We first developed the tool, called EMOTIVE, in 2013 to predict whether another riot could happen in London following those in 2011. It can analyse thousands of tweets a second to extract from each tweet a direct expression of one of eight basic emotions: anger, disgust, fear, happiness, sadness, surprise, shame and confusion.
We decided to use our tool to track emotions on Twitter around the world about the US presidential election for the three weeks leading up to the vote. During that period, our data showed that Trump continued to lead the race to the White House. Going by this tool, there were very few periods of time when Clinton was leading – contrary to what was being predicted by the polls.

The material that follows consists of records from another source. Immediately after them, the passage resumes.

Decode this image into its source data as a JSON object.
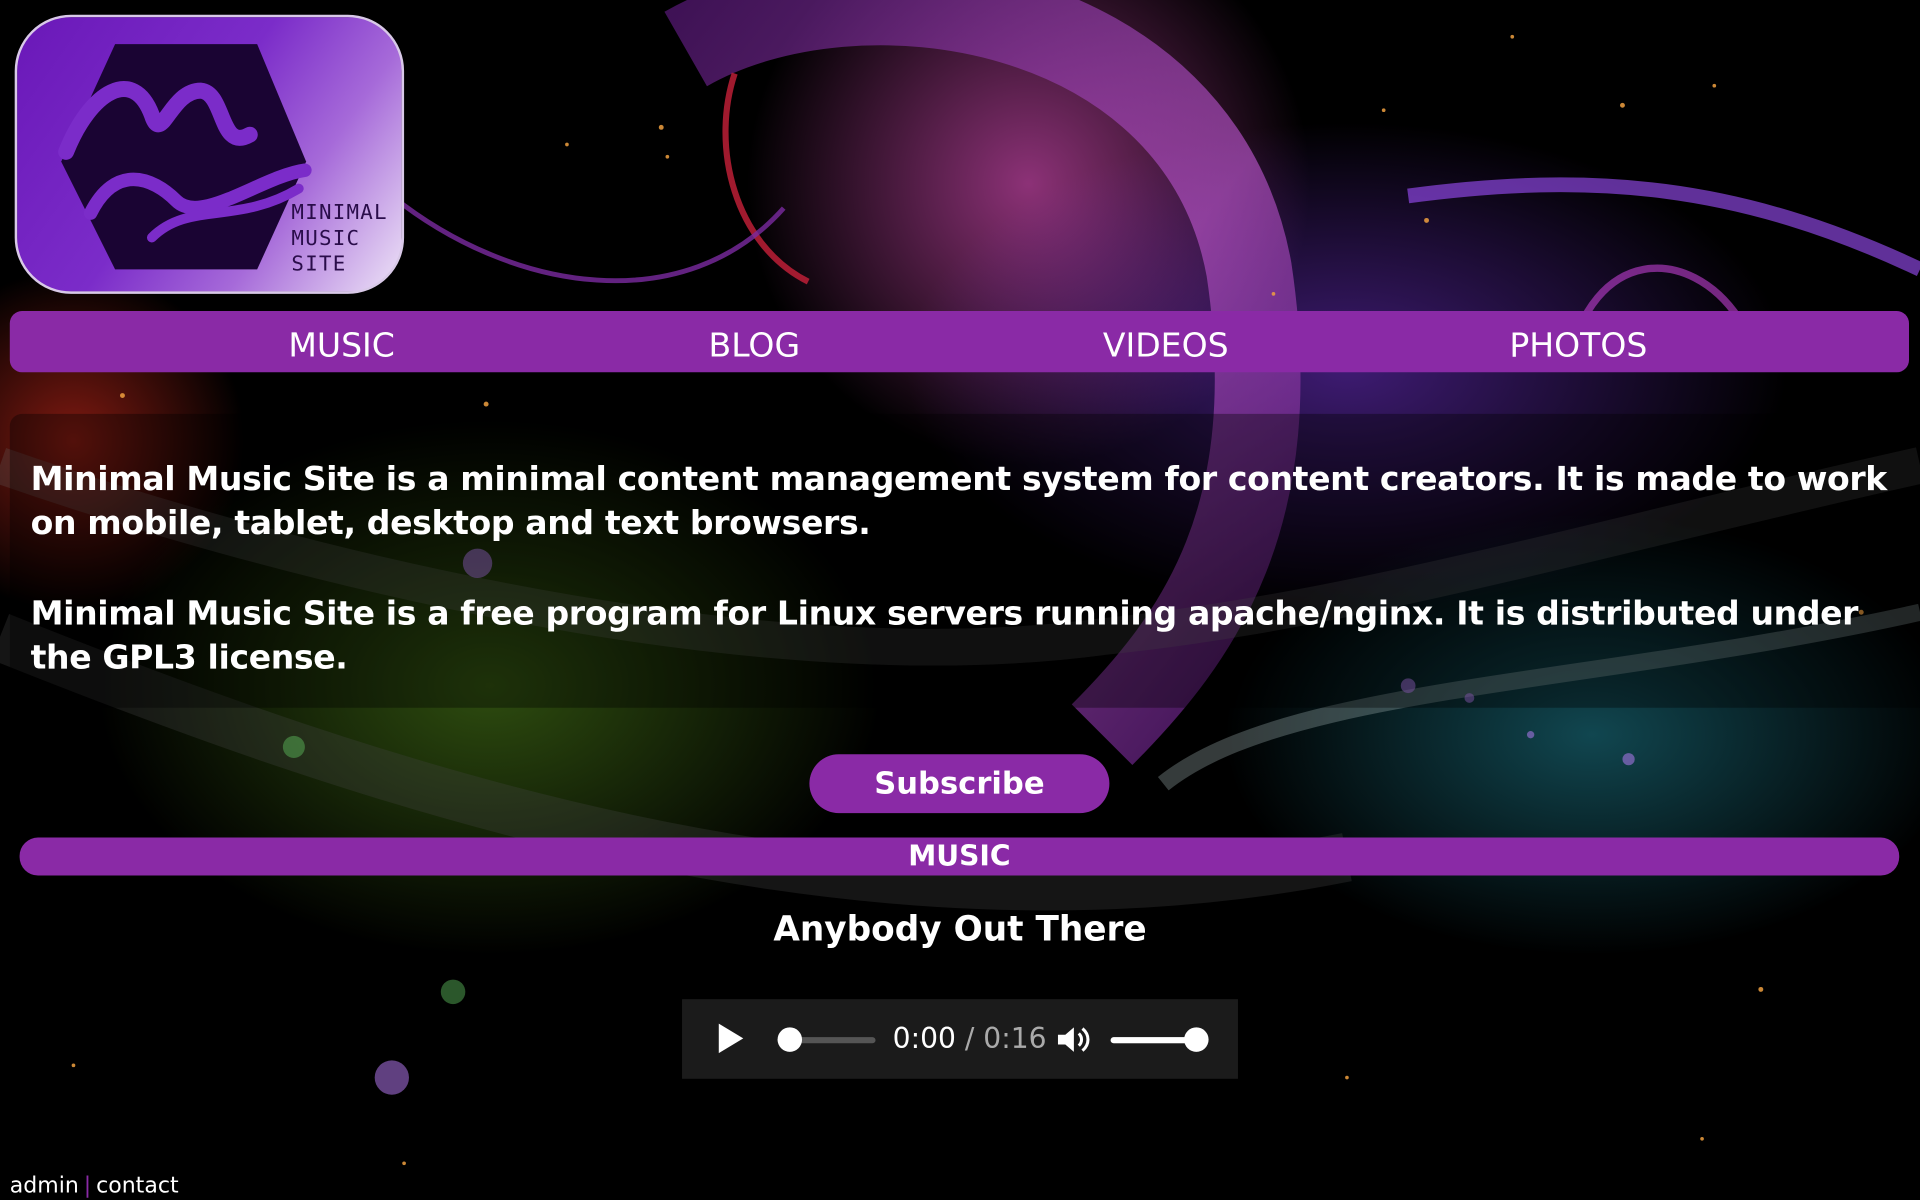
{
  "logo": {
    "lines": [
      "MINIMAL",
      "MUSIC",
      "SITE"
    ],
    "accent": "#7b2cc9"
  },
  "nav": {
    "items": [
      {
        "label": "MUSIC"
      },
      {
        "label": "BLOG"
      },
      {
        "label": "VIDEOS"
      },
      {
        "label": "PHOTOS"
      }
    ],
    "color": "#8a2aa6"
  },
  "intro": {
    "paragraph1": "Minimal Music Site is a minimal content management system for content creators. It is made to work on mobile, tablet, desktop and text browsers.",
    "paragraph2": "Minimal Music Site is a free program for Linux servers running apache/nginx. It is distributed under the GPL3 license."
  },
  "subscribe": {
    "label": "Subscribe"
  },
  "music_section": {
    "label": "MUSIC"
  },
  "track": {
    "title": "Anybody Out There",
    "player": {
      "current_time": "0:00",
      "separator": " / ",
      "duration": "0:16",
      "progress": 0.0,
      "volume": 1.0,
      "play_icon": "play-icon",
      "volume_icon": "volume-icon"
    }
  },
  "footer": {
    "admin_label": "admin",
    "separator": "|",
    "contact_label": "contact"
  }
}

The EMOTIVE system worked by looking at how much fluctuation there was in the number of tweets relating specific emotions towards either Trump and Clinton. The more tweets with reference to an emotion fluctuate – reflecting greater uncertainty towards a candidate – the fewer votes the model predicts a candidate is going to get. Crucially, it’s not the volume of tweets that matter, but the “choppiness” that make the difference. This means that the model does not concern itself with the direction of the emotion or put value on one emotion over another – because an emotion such as anger can be positive or negative.
This first graph shows how emotive tweets towards Trump fluctuated in that final 24-hour period. The y axis here measures what we call an emotional score. The wider the band of colour, the greater the number of emotive tweets related to that particular emotion, which means a greater outpouring of emotion towards Trump. But there was not a large amount of fluctuation overall in how much each emotion was appearing in tweets – meaning more voters were feeling more certain about their support for Trump.
Now look at the second graph, showing the same data in relation to Hillary Clinton over a slightly longer period. This shows greater fluctuation – more spikes and dips – and meant she was predicted to win fewer votes.
A good gauge of the public mood
When we analysed the raw tweets we saw an unprecedented campaign with a race all about personalities, dominated by attacks on Trump and Clinton.
— Spangladesh (@sspangler15) November 8, 2016
There was very little mention of policy in the tweets we analysed, nor the difference it could make to the US and the world. This campaign saw the working class find their voice via digital communication channels.
This is not the first time the EMOTIVE tool has been used to predict an election result that the pollsters got wrong. In 2015, the system correctly predicted the outcome of the UK general election. And it has been put to other uses too. Another study looked at reactions to the November 2015 Paris terrorist attacks to potentially help survey those who would be at risk of post-traumatic stress.
Being able to monitor millions of digital sensors via Twitter and use them to map emotion provides a way to gauge the mood music of the average person on the street. And it is possible to get a real-life insight into what people really think about two candidates in an election.
In the case of the 2016 presidential elections, this is possibly why the polls were wrong throughout – often they were seen as the establishment trying to interfere in swaying opinion. While polls only provide a snapshot of that moment it time, systems such as EMOTIVE provide ongoing real-time analysis, which tends to provide a much more accurate picture of the landscape – and is proving good way at predicting which way elections may go.
Tom Jackson, Professor of Information and Knowledge Management, Associate Dean Research, Director of the Centre for Information Management, Loughborough University and Martin Sykora, Lecturer in Information Management,